This is a conference BY us and FOR us, to showcase our excellence!

IT WILL BE ONLINE: SATURDAY, JUNE 22ND.
Students: Get your papers read/developed w/ UC Berkeley PhD students!
Professors: show the next gen the brilliance of classicists like us!

Call for papers!
CFP: Paper presentations (OR creative performances like poetry/art)
15/20 mins in length, on any classical topic

Submissions and questions: libertinopatrenatus@gmail.com

Hosted by The Sportula (twitter.com/libertinopatren)

*BIPOC = Black, Indigenous, and/or a Person of Color, including mixed ppl

Classics and Social Justice at SCS 2019, San Diego.

Events relevant to the Classics and Social Justice Group at SCS 2019.

Thursday 8:15-9:30 p.m. Luis Alfaro, performance artist, playwright, poet and activist: “From the Ancient to the Streets of L.A.: Imagining the Greek Classics for Communities Today.”

Related events:

Friday 8-10:30 a.m. Session 11: Theatre and Social Justice: The Work of Luis Alfaro.

Friday 5-6:15 Open Meeting of Classics and Social Justice Affiliated Group, Tecumseh 4.

Sunday 11:45-1:45 Workshop: Classics and the Incarcerated: Methods of Engagement.

It promises to be an exciting meeting!

 

 

Classics and Social Justice Mentorship Program

The new Intersectional Mentoring Program was initiated by the SCS Classics and Social Justice Affiliated Group as an expansion of the Women’s Classical Caucus mentoring program, and in collaboration with the Mountaintop Affiliated Group, the Lambda Classical Caucus, and Sportula. Advisors from these groups will continue to oversee the program.

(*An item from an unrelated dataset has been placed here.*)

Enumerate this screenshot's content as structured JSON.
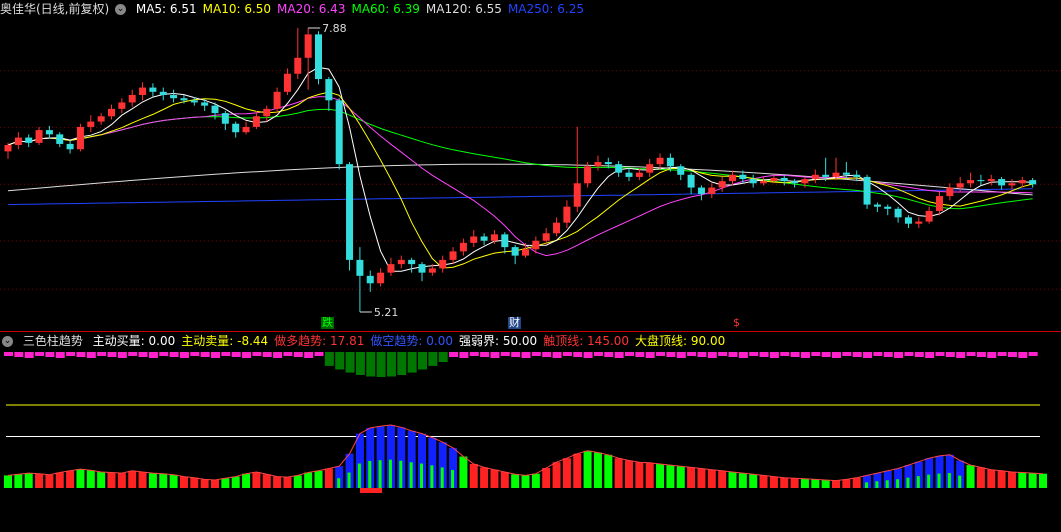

MENTORSHIP FORM

After you have filled out this form, you will be matched by a member of the mentoring board and introduced to your mentor/mentee. You can expect an initial response to your query within a month. Write to mracettecamp@mun.ca with concerns.

The mentoring relationship will end after a year unless both parties decide to renew.

If you have any questions or concerns, please contact:

Melissa Funke (WCC Mentoring Co-Chair, 2017-18): m.funke@uwinnipeg.ca

Melanie Racette-Campbell (WCC Mentoring Co-Chair, 2018-2019): mracettecamp@mun.ca

Liaisons: Mountaintop/LCC/CSJ Sanjaya Thakur (Sanjaya.Thakur@ColoradoCollege.edu), Daniel Leon Ruiz (dleon@illinois.edu), Deborah Kamen (dkamen@u.washington.edu), Nancy Rabinowitz (nrabinow@hamilton.edu)

Slack for classicists with disabilities

Email Clara Bosak-Schroeder <cbosak@illinois.edu> to join a slack workspace for students, scholars, and instructors in classics, Greek and Roman history, classical archeology, or classical art history with disabilities, neurodiversities, and chronic illness of all kinds.

Members workshop problems, share research, and give each other support. Postings are private. Display names can be anonymous.

Notes from CSJ meeting at CAAS 2018

Notes from Nancy Rabinowitz on the Classics and Social Justice meeting from CAAS 2018:

We had an informal meeting (very late!) at CAAS Oct. 4-6, 2018; about 10 people showed up. The conversation was wide-ranging and there were lots of ideas! We announced the new mentoring program and shared a link to the form. We’ll be sending that out soon.

  • First the question of Public Humanities came up, how to be better at it, how to use the media to counter the white supremacy narrative. Could we get a reporter to come to the meetings in San Diego?
  • Another idea was a volume on Race and Justice in Classics. This could be part of a series that Routledge approached Fiona McHardy and me about.
  • There was enthusiasm for more local events, maybe around a speaker or just drinks. More communication!
  • Thinking bigger, the idea of a conference was floated, and Leah Himmelhoch volunteered to look into whether Hobart and William Smith might host a conference on Classics and Social Justice.
  • Ideas for the blog: a message board, or a discussion board and using zoom for virtual gatherings.